Coming back from her Friday victory in the 5,000m, Missouri’s Karissa Schweizer won the 3,000m in 8:53.36 to become only the fourth woman to complete the distance double. A close finish in the women’s mile saw Elinor Purrier move up from her runner-up spot in 2017 and capture New Hampshire’s first-ever NCAA indoor gold in 4:31.76, only .06 in front of Colorado’s Dani Jones.
#Mizzou’s @KarissaSchweiz4 becomes the 5th female in @NCAATrackField history to win the NCAA Indoor 3K/5K.— Mizzou Track & Field (@MIZ_TrackField) March 11, 2018
She joins Notre Dame's Molly Seidel (16), Dartmouth's Abbey D'Agostino (13&14), Texas Tech's Sally Kipyego (07), and Providence's Kim Smith (04)#MIZ #TigerTough
Defending the title he won here last year, New Mexico’s Josh Kerr pulled away over the final lap to take the men’s mile in 3:57.02. In the penultimate race of the meet, Northern Arizona’s Andy Trouard was a surprise 3,000m winner, moving ahead of 5,000 champion Justyn Knight of Syracuse down the stretch to cross the line in 8:04.94.
Payton Chadwick of Arkansas edged Southern California’s Anna Cockrell by .004 in the 60m hurdles, as both runners were given a time of 7.93, and Cockrell later helped her team to a 3:27.45 win in the 4x400, the fifth-fastest time in collegiate history.
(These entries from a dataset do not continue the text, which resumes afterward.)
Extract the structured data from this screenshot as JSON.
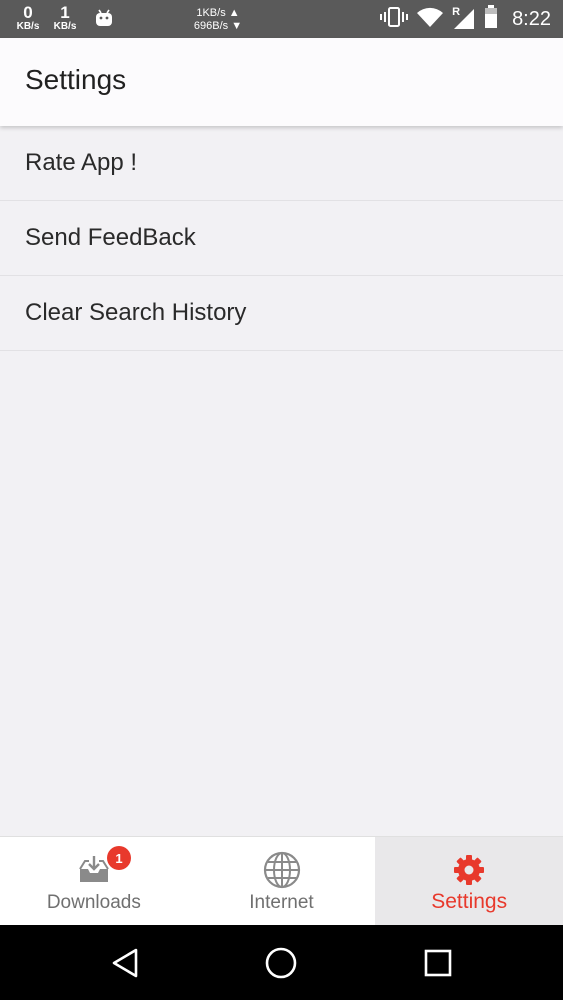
{
  "status_bar": {
    "down_speed": {
      "value": "0",
      "unit": "KB/s"
    },
    "up_speed": {
      "value": "1",
      "unit": "KB/s"
    },
    "net_up": "1KB/s ▲",
    "net_down": "696B/s ▼",
    "time": "8:22",
    "icons": [
      "android-icon",
      "vibrate-icon",
      "wifi-icon",
      "roaming-signal-icon",
      "battery-icon"
    ],
    "roaming_label": "R"
  },
  "app_bar": {
    "title": "Settings"
  },
  "settings_list": [
    {
      "label": "Rate App !"
    },
    {
      "label": "Send FeedBack"
    },
    {
      "label": "Clear Search History"
    }
  ],
  "bottom_nav": {
    "items": [
      {
        "label": "Downloads",
        "icon": "downloads-inbox-icon",
        "badge": "1",
        "active": false
      },
      {
        "label": "Internet",
        "icon": "globe-icon",
        "active": false
      },
      {
        "label": "Settings",
        "icon": "gear-icon",
        "active": true
      }
    ]
  },
  "system_nav": {
    "icons": [
      "back-icon",
      "home-icon",
      "recents-icon"
    ]
  },
  "colors": {
    "accent": "#e8392c",
    "status_bar": "#5a5a5a",
    "background": "#f2f1f4"
  }
}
The day’s other track gold was won by Oregon’s Sabrina Southerland in the 800, becoming the fifth-best collegiate performer ever in 2:01.55.
Penn State picked up its first men’s individual gold since 1990 with David Lucas throwing the 35-pound weight 24.02m/78-9¾ . One centimeter was the margin of victory for Minnesota’s Kaitlyn Long in the women’s 20-pound weight throw, as she threw 23.30m/76-5½ in the final round to beat Annette Echikunwoke of Cincinnati.
A spirited battle in the men’s heptathlon ended up with Kentucky’s Tim Duckworth taking top honors, scoring a personal best 6,188 points as three men topped the 6,000-point barrier. Duckworth moved to fourth on the all-time collegiate list and improved on his second-place finish from 2017. The other men’s field event gold Saturday went to O’Brien Wasome of Texas, who won the men’s triple jump with a lifetime-best 16.82m/55-2¼ in the fifth round.
Representing Southern California, Randall Cunningham was the men’s high jump winner, although he broke his tibia on an approach and is currently at the hospital.
“This was the best I’ve seen him jump in years,” USC head coach Caryl Smith-Gilbert said. “He was successful due to how hard he trained this year. He was dedicated to his weight program.”